In the United States, people spend upward of $100 billion a year on lottery tickets. It is the country’s most popular form of gambling, and state governments promote lotteries as ways to raise revenue. However, that doesn’t necessarily mean that lotteries are good for society. While they may provide some social benefits, they also impose costs on taxpayers. To understand the lottery’s true cost, we used government finance data on a state-by-state basis to look at how much each dollar spent on a ticket is actually adding to the state coffers.
A lottery is a game wherein numbers are drawn randomly to determine the winner of a prize. It is often a method of public fundraising for a specific purpose such as raising funds to build a hospital, school or road. It can also be a way to fill a position in a sports team or other organization where there is more than one candidate for the job. The word “lottery” is believed to have been derived from the Dutch noun “lot,” which means fate. The term may have been a corruption of the earlier Middle Dutch word loterie, itself a contraction of Middle Low German loot and Old French loterij.
Traditionally, the lottery has been a source of funding for various public projects. At the outset of the Revolutionary War, it was common practice for a small town to hold a lottery to raise money for the Continental Army. Alexander Hamilton wrote that, “Every man is willing to hazard trifling sums for a prospect of considerable gain.” But these early lotteries raised only modest amounts and were generally unpopular.
After the Civil War, state legislatures increasingly turned to lotteries as a means of public funding. During this period, the popular perception developed that the purchase of lottery tickets was a form of hidden taxation. Some feared that this would lead to excessive spending by the state and social instability.
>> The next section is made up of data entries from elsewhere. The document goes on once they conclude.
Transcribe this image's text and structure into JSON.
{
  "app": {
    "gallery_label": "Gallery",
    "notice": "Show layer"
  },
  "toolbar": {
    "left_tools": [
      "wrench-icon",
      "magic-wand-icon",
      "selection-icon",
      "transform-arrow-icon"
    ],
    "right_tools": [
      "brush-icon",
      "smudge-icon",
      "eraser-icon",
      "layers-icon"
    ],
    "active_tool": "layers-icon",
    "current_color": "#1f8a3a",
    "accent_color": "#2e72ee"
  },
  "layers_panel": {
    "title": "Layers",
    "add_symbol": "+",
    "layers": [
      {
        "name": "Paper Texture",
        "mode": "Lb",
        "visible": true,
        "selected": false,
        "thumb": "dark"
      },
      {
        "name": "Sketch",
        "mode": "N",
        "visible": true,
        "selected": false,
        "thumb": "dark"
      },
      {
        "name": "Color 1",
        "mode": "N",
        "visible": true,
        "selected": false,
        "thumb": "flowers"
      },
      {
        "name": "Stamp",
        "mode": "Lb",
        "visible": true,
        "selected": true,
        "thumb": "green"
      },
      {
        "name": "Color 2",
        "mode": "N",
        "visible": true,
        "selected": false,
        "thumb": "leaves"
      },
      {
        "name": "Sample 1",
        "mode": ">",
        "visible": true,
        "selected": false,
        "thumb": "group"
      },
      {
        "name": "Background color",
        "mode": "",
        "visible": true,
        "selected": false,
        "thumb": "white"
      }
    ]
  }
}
In addition to generating revenues for the state, lotteries also create jobs and stimulate economic activity in a locality. The most successful lotteries employ thousands of workers and produce millions in annual sales. However, some communities have started to abandon their lotteries in favor of more effective forms of public financing.
The most important thing to remember about the lottery is that it is a game of chance. Even so, many people find the game appealing. The allure of winning a big prize is hard to resist. The fact that the odds of winning are low helps to make the lottery seem like a worthwhile pursuit.
Despite the high cost, the lottery has become an integral part of American life. It isn’t surprising that it has become so popular, considering how much Americans spend on it. Nevertheless, it’s important to consider the true cost of the lottery before playing. It’s not just about the dollars, but also about the message that it sends. Moreover, it’s important to consider whether the lottery is really helping to improve inequality in a country with limited social mobility.